SUPPLIED MATERIAL:
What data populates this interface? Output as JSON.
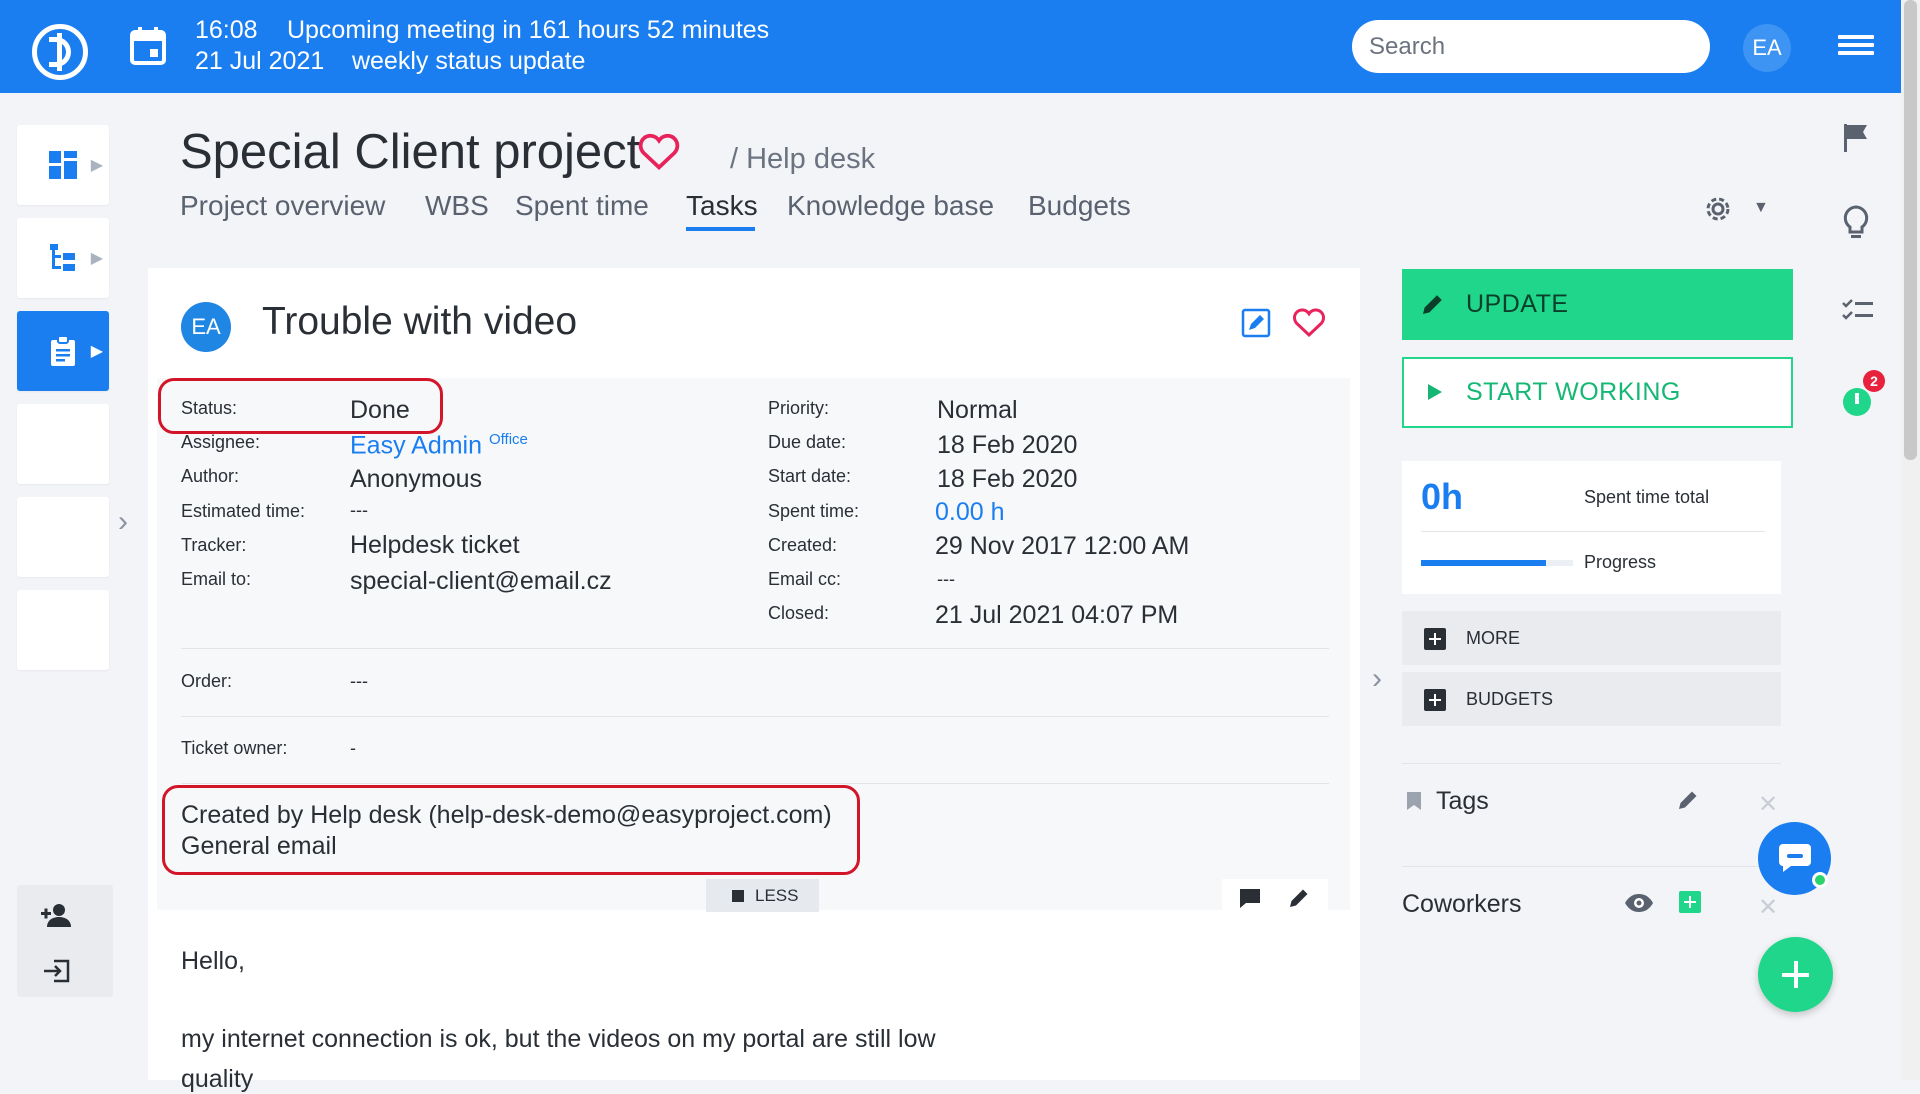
{
  "topbar": {
    "meeting_time": "16:08",
    "meeting_text": "Upcoming meeting in 161 hours 52 minutes",
    "meeting_date": "21 Jul 2021",
    "meeting_title": "weekly status update",
    "search_placeholder": "Search",
    "user_initials": "EA"
  },
  "project": {
    "title": "Special Client project",
    "breadcrumb": "/ Help desk",
    "tabs": [
      "Project overview",
      "WBS",
      "Spent time",
      "Tasks",
      "Knowledge base",
      "Budgets"
    ],
    "active_tab": "Tasks"
  },
  "task": {
    "author_initials": "EA",
    "title": "Trouble with video",
    "left_attrs": [
      {
        "label": "Status:",
        "value": "Done"
      },
      {
        "label": "Assignee:",
        "value": "Easy Admin",
        "extra": "Office"
      },
      {
        "label": "Author:",
        "value": "Anonymous"
      },
      {
        "label": "Estimated time:",
        "value": "---"
      },
      {
        "label": "Tracker:",
        "value": "Helpdesk ticket"
      },
      {
        "label": "Email to:",
        "value": "special-client@email.cz"
      }
    ],
    "right_attrs": [
      {
        "label": "Priority:",
        "value": "Normal"
      },
      {
        "label": "Due date:",
        "value": "18 Feb 2020"
      },
      {
        "label": "Start date:",
        "value": "18 Feb 2020"
      },
      {
        "label": "Spent time:",
        "value": "0.00 h"
      },
      {
        "label": "Created:",
        "value": "29 Nov 2017 12:00 AM"
      },
      {
        "label": "Email cc:",
        "value": "---"
      },
      {
        "label": "Closed:",
        "value": "21 Jul 2021 04:07 PM"
      }
    ],
    "order_label": "Order:",
    "order_value": "---",
    "ticket_owner_label": "Ticket owner:",
    "ticket_owner_value": "-",
    "created_by": "Created by Help desk (help-desk-demo@easyproject.com)",
    "general_email": "General email",
    "less_label": "LESS",
    "description_lines": [
      "Hello,",
      "my internet connection is ok, but the videos on my portal are still low",
      "quality"
    ]
  },
  "sidebar_right": {
    "update_label": "UPDATE",
    "start_label": "START WORKING",
    "spent_value": "0h",
    "spent_label": "Spent time total",
    "progress_label": "Progress",
    "progress_fraction": 0.82,
    "more_label": "MORE",
    "budgets_label": "BUDGETS",
    "tags_label": "Tags",
    "coworkers_label": "Coworkers"
  },
  "rail": {
    "timer_badge": "2"
  },
  "colors": {
    "brand_blue": "#1a7ef0",
    "accent_green": "#1fd68a",
    "highlight_red": "#d3152a",
    "heart_pink": "#e8225a"
  }
}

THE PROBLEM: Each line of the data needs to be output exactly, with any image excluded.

TASK OUTPUT:
What data populates this interface? Output as JSON.
{
  "topbar": {
    "meeting_time": "16:08",
    "meeting_text": "Upcoming meeting in 161 hours 52 minutes",
    "meeting_date": "21 Jul 2021",
    "meeting_title": "weekly status update",
    "search_placeholder": "Search",
    "user_initials": "EA"
  },
  "project": {
    "title": "Special Client project",
    "breadcrumb": "/ Help desk",
    "tabs": [
      "Project overview",
      "WBS",
      "Spent time",
      "Tasks",
      "Knowledge base",
      "Budgets"
    ],
    "active_tab": "Tasks"
  },
  "task": {
    "author_initials": "EA",
    "title": "Trouble with video",
    "left_attrs": [
      {
        "label": "Status:",
        "value": "Done"
      },
      {
        "label": "Assignee:",
        "value": "Easy Admin",
        "extra": "Office"
      },
      {
        "label": "Author:",
        "value": "Anonymous"
      },
      {
        "label": "Estimated time:",
        "value": "---"
      },
      {
        "label": "Tracker:",
        "value": "Helpdesk ticket"
      },
      {
        "label": "Email to:",
        "value": "special-client@email.cz"
      }
    ],
    "right_attrs": [
      {
        "label": "Priority:",
        "value": "Normal"
      },
      {
        "label": "Due date:",
        "value": "18 Feb 2020"
      },
      {
        "label": "Start date:",
        "value": "18 Feb 2020"
      },
      {
        "label": "Spent time:",
        "value": "0.00 h"
      },
      {
        "label": "Created:",
        "value": "29 Nov 2017 12:00 AM"
      },
      {
        "label": "Email cc:",
        "value": "---"
      },
      {
        "label": "Closed:",
        "value": "21 Jul 2021 04:07 PM"
      }
    ],
    "order_label": "Order:",
    "order_value": "---",
    "ticket_owner_label": "Ticket owner:",
    "ticket_owner_value": "-",
    "created_by": "Created by Help desk (help-desk-demo@easyproject.com)",
    "general_email": "General email",
    "less_label": "LESS",
    "description_lines": [
      "Hello,",
      "my internet connection is ok, but the videos on my portal are still low",
      "quality"
    ]
  },
  "sidebar_right": {
    "update_label": "UPDATE",
    "start_label": "START WORKING",
    "spent_value": "0h",
    "spent_label": "Spent time total",
    "progress_label": "Progress",
    "progress_fraction": 0.82,
    "more_label": "MORE",
    "budgets_label": "BUDGETS",
    "tags_label": "Tags",
    "coworkers_label": "Coworkers"
  },
  "rail": {
    "timer_badge": "2"
  },
  "colors": {
    "brand_blue": "#1a7ef0",
    "accent_green": "#1fd68a",
    "highlight_red": "#d3152a",
    "heart_pink": "#e8225a"
  }
}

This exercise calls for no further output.